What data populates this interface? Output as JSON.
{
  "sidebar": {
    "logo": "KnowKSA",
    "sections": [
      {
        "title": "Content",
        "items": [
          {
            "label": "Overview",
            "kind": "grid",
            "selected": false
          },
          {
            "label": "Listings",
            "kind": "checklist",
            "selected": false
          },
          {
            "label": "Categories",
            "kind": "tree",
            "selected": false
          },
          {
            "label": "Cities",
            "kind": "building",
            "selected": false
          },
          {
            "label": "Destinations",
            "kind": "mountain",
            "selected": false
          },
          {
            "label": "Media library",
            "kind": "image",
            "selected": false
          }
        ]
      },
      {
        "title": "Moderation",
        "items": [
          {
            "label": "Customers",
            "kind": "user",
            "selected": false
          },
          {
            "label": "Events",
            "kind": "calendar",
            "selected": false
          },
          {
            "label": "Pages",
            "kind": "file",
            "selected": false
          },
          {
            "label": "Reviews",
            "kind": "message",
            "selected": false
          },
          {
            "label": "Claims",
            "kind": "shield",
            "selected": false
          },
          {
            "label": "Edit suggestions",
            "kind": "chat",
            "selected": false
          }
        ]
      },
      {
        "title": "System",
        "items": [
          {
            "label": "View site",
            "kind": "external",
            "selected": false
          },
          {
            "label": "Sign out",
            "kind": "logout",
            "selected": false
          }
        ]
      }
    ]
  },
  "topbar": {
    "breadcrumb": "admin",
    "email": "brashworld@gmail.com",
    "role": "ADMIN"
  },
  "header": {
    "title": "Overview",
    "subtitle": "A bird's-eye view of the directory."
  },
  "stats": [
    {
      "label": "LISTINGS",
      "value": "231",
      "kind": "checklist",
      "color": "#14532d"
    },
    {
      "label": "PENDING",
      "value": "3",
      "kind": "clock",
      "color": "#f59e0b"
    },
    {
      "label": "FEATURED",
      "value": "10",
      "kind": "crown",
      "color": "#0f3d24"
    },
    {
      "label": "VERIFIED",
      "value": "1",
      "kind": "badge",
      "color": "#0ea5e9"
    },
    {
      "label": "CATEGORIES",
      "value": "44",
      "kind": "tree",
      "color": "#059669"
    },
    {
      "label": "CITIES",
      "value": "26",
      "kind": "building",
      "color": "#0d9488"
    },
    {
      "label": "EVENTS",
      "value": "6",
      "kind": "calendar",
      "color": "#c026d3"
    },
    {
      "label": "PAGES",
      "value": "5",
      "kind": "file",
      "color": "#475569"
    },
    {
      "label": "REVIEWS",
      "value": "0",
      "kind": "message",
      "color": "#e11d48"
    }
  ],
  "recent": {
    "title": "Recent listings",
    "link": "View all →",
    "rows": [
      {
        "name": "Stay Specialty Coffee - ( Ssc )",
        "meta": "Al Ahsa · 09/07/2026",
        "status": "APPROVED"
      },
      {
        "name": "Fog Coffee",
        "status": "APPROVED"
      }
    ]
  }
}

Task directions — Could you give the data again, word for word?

Expected answer —
What data populates this interface? Output as JSON.
{
  "sidebar": {
    "logo": "KnowKSA",
    "sections": [
      {
        "title": "Content",
        "items": [
          {
            "label": "Overview",
            "kind": "grid",
            "selected": false
          },
          {
            "label": "Listings",
            "kind": "checklist",
            "selected": false
          },
          {
            "label": "Categories",
            "kind": "tree",
            "selected": false
          },
          {
            "label": "Cities",
            "kind": "building",
            "selected": false
          },
          {
            "label": "Destinations",
            "kind": "mountain",
            "selected": false
          },
          {
            "label": "Media library",
            "kind": "image",
            "selected": false
          }
        ]
      },
      {
        "title": "Moderation",
        "items": [
          {
            "label": "Customers",
            "kind": "user",
            "selected": false
          },
          {
            "label": "Events",
            "kind": "calendar",
            "selected": false
          },
          {
            "label": "Pages",
            "kind": "file",
            "selected": false
          },
          {
            "label": "Reviews",
            "kind": "message",
            "selected": false
          },
          {
            "label": "Claims",
            "kind": "shield",
            "selected": false
          },
          {
            "label": "Edit suggestions",
            "kind": "chat",
            "selected": false
          }
        ]
      },
      {
        "title": "System",
        "items": [
          {
            "label": "View site",
            "kind": "external",
            "selected": false
          },
          {
            "label": "Sign out",
            "kind": "logout",
            "selected": false
          }
        ]
      }
    ]
  },
  "topbar": {
    "breadcrumb": "admin",
    "email": "brashworld@gmail.com",
    "role": "ADMIN"
  },
  "header": {
    "title": "Overview",
    "subtitle": "A bird's-eye view of the directory."
  },
  "stats": [
    {
      "label": "LISTINGS",
      "value": "231",
      "kind": "checklist",
      "color": "#14532d"
    },
    {
      "label": "PENDING",
      "value": "3",
      "kind": "clock",
      "color": "#f59e0b"
    },
    {
      "label": "FEATURED",
      "value": "10",
      "kind": "crown",
      "color": "#0f3d24"
    },
    {
      "label": "VERIFIED",
      "value": "1",
      "kind": "badge",
      "color": "#0ea5e9"
    },
    {
      "label": "CATEGORIES",
      "value": "44",
      "kind": "tree",
      "color": "#059669"
    },
    {
      "label": "CITIES",
      "value": "26",
      "kind": "building",
      "color": "#0d9488"
    },
    {
      "label": "EVENTS",
      "value": "6",
      "kind": "calendar",
      "color": "#c026d3"
    },
    {
      "label": "PAGES",
      "value": "5",
      "kind": "file",
      "color": "#475569"
    },
    {
      "label": "REVIEWS",
      "value": "0",
      "kind": "message",
      "color": "#e11d48"
    }
  ],
  "recent": {
    "title": "Recent listings",
    "link": "View all →",
    "rows": [
      {
        "name": "Stay Specialty Coffee - ( Ssc )",
        "meta": "Al Ahsa · 09/07/2026",
        "status": "APPROVED"
      },
      {
        "name": "Fog Coffee",
        "status": "APPROVED"
      }
    ]
  }
}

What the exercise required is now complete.